- Charlottesville leaders have no plan yet to create a mobile crisis unit to respond to police calls
- Region Ten director suggests community mobile crisis service to respond to some 911 calls instead of police
The calls for criminal justice reform that have echoed throughout the nation this summer have intersected locally with mental health and crisis response.
Mental health advocate Myra Anderson’s persistence has now resulted in the forthcoming creation of a task force charged with examining what model of crisis response may work best in the Charlottesville community.
At the Sept. 21 City Council meeting, Councilor Lloyd Snook announced that Councilor Sena Magill and he would like to establish a mental health crisis response task force. He proposed that he and Magill would be the council representatives and that Anderson would be on the task force.
Anderson said she is pleased that her idea for a task force is coming to fruition and calls it a “first step” to addressing mental health crises, without necessarily involving law enforcement.
“I’ve been exchanging a lot of emails and making public comments because I think it’s important,” Anderson explained.
She noted that the task force’s work to examine alternate responses to mental health crises can be “life changing.” Anderson said the group can explore different models in communities across the United States and monitor the proposed “Marcus Alert” legislation in Virginia’s General Assembly — legislation that stemmed from the 2018 killing by law enforcement of Richmond resident Marcus-David Peters in the midst of a mental health crisis.
“People are going to get support they need, that’s really what it’s all about,” Anderson said.
As organizational and outreach efforts are underway, more concrete details are still forthcoming.

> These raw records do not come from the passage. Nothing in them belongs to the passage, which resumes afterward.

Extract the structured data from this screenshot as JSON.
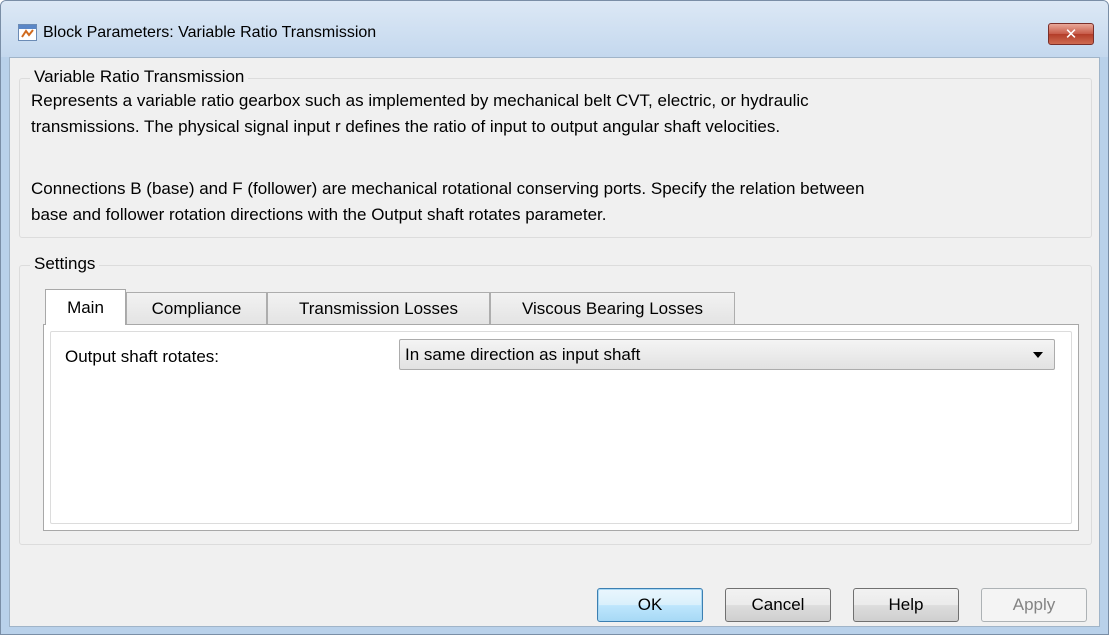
{
  "window": {
    "title": "Block Parameters: Variable Ratio Transmission",
    "close_icon": "close-x-icon",
    "close_color": "#c75a48"
  },
  "description_group": {
    "label": "Variable Ratio Transmission",
    "paragraph1_line1": "Represents a variable ratio gearbox such as implemented by mechanical belt CVT, electric, or hydraulic",
    "paragraph1_line2": "transmissions. The physical signal input r defines the ratio of input to output angular shaft velocities.",
    "paragraph2_line1": "Connections B (base) and F (follower) are mechanical rotational conserving ports. Specify the relation between",
    "paragraph2_line2": "base and follower rotation directions with the Output shaft rotates parameter."
  },
  "settings": {
    "label": "Settings",
    "tabs": [
      {
        "label": "Main",
        "active": true
      },
      {
        "label": "Compliance",
        "active": false
      },
      {
        "label": "Transmission Losses",
        "active": false
      },
      {
        "label": "Viscous Bearing Losses",
        "active": false
      }
    ],
    "main": {
      "output_shaft_label": "Output shaft rotates:",
      "output_shaft_value": "In same direction as input shaft"
    }
  },
  "buttons": {
    "ok": "OK",
    "cancel": "Cancel",
    "help": "Help",
    "apply": "Apply"
  }
}
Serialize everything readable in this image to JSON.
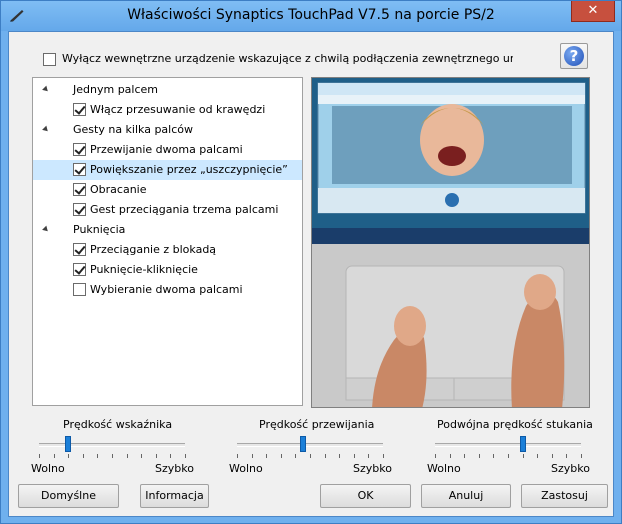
{
  "window": {
    "title": "Właściwości Synaptics TouchPad V7.5 na porcie PS/2",
    "close_label": "✕"
  },
  "external_device": {
    "checked": false,
    "label": "Wyłącz wewnętrzne urządzenie wskazujące z chwilą podłączenia zewnętrznego urządzenia wskazującego"
  },
  "help": {
    "label": "?"
  },
  "tree": {
    "groups": [
      {
        "label": "Jednym palcem",
        "items": [
          {
            "label": "Włącz przesuwanie od krawędzi",
            "checked": true
          }
        ]
      },
      {
        "label": "Gesty na kilka palców",
        "items": [
          {
            "label": "Przewijanie dwoma palcami",
            "checked": true
          },
          {
            "label": "Powiększanie przez „uszczypnięcie”",
            "checked": true
          },
          {
            "label": "Obracanie",
            "checked": true
          },
          {
            "label": "Gest przeciągania trzema palcami",
            "checked": true
          }
        ]
      },
      {
        "label": "Puknięcia",
        "items": [
          {
            "label": "Przeciąganie z blokadą",
            "checked": true
          },
          {
            "label": "Puknięcie-kliknięcie",
            "checked": true
          },
          {
            "label": "Wybieranie dwoma palcami",
            "checked": false
          }
        ]
      }
    ]
  },
  "sliders": [
    {
      "title": "Prędkość wskaźnika",
      "min": "Wolno",
      "max": "Szybko",
      "value": 0.2
    },
    {
      "title": "Prędkość przewijania",
      "min": "Wolno",
      "max": "Szybko",
      "value": 0.45
    },
    {
      "title": "Podwójna prędkość stukania",
      "min": "Wolno",
      "max": "Szybko",
      "value": 0.6
    }
  ],
  "buttons": {
    "defaults": "Domyślne",
    "info": "Informacja",
    "ok": "OK",
    "cancel": "Anuluj",
    "apply": "Zastosuj"
  }
}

“We hope to have more details on that in a couple of weeks, but I just wanted to let folks know that that is an initiative that we’re going to start,” Snook said in the recent council meeting. “I’ve heard a number of people talking about that over the last few months in Charlottesville and elsewhere, and we’re going to be moving forward on that.”
According to Anderson, current discussions around the task force indicate that it could be composed of 10 people.
“Everyone who is a stakeholder in mental health will have a seat on this task force,” Anderson said.
During the council meeting, Snook explained that there would be “input from the police department and various emergency responders, mental health professionals and mental health advocates.”
“I would hope that we could come up with a plan that might lead to recommendations for the budgets for the police department and other emergency responders in the coming year,” he later wrote in an email to Charlottesville Tomorrow.
Meanwhile, Anderson has already provided a list of individuals and organizations to council for consideration. She added that it is important to be composed not just of representatives of organizations and agencies, but people who have lived experiences of mental health conditions that can speak to what types of crisis response may work best.
Anderson spent the summer advocating for a task force after a director at Region Ten Community Service Board suggested the idea of a mobile crisis unit of clinicians in July. The idea was first raised in a July 16 Charlottesville Tomorrow article. Though the goal of the suggestion was to limit or eliminate the need for law enforcement officers’ presence in situations where community members say they are not the ideal responders, Anderson expressed reservations for Region Ten if they were to spearhead such a proposal.
Anderson’s caution stemmed from her experience working with and receiving services from Region Ten. After complaints about treatment to include a lack of racial awareness, the Virginia Human Rights Committee ruled that Region Ten had prevented her from receiving services in retaliation.
Since the ruling, Region Ten has attended racial and cultural training sessions and its executive director, Lisa Beitz, stated that it will “continue to listen to the critical needs and gaps in services” and that it will “partner with the community to respond accordingly.”
While the task force is not completely formalized, Anderson is positive that Region Ten will be involved. While their involvement “does not remove any critique” Anderson has of the organization, she asserts that they are important to the conversation— especially as they currently collaborate with law enforcement for existing crisis responses.
“I think not having [Region Ten] at the table wouldn’t be of benefit of what we’re trying to do. They may have vital information to give,” Anderson explained. “What I’ve learned is that sometimes the issue at hand requires you to put things by the side if it’s going to benefit the greater community.”
As concrete details come together ahead of the task force’s official meetings, Anderson said she is pushing for it to be composed not just of diversity in skin color, but in terms of those who offer and those who receive services.
“It looks very different when you’re sitting on the side of the person who is delivering the service to what it feels like to receive that—to what it feels like to have had cops show up at your house,” Anderson explained.
Once the group is assembled, Anderson will represent her organization Brave Souls on Fire, which has a focus on Black mental health. The personal connection as someone who has a lived experience receiving mental health care and crisis response makes the work even more meaningful to her.
“This is important to me because not only am I an advocate but I’m someone who struggles and understands,” Anderson said. “If I’m creating something right now, it’s for the benefit of the community, but might engage myself, it makes me even more passionate.”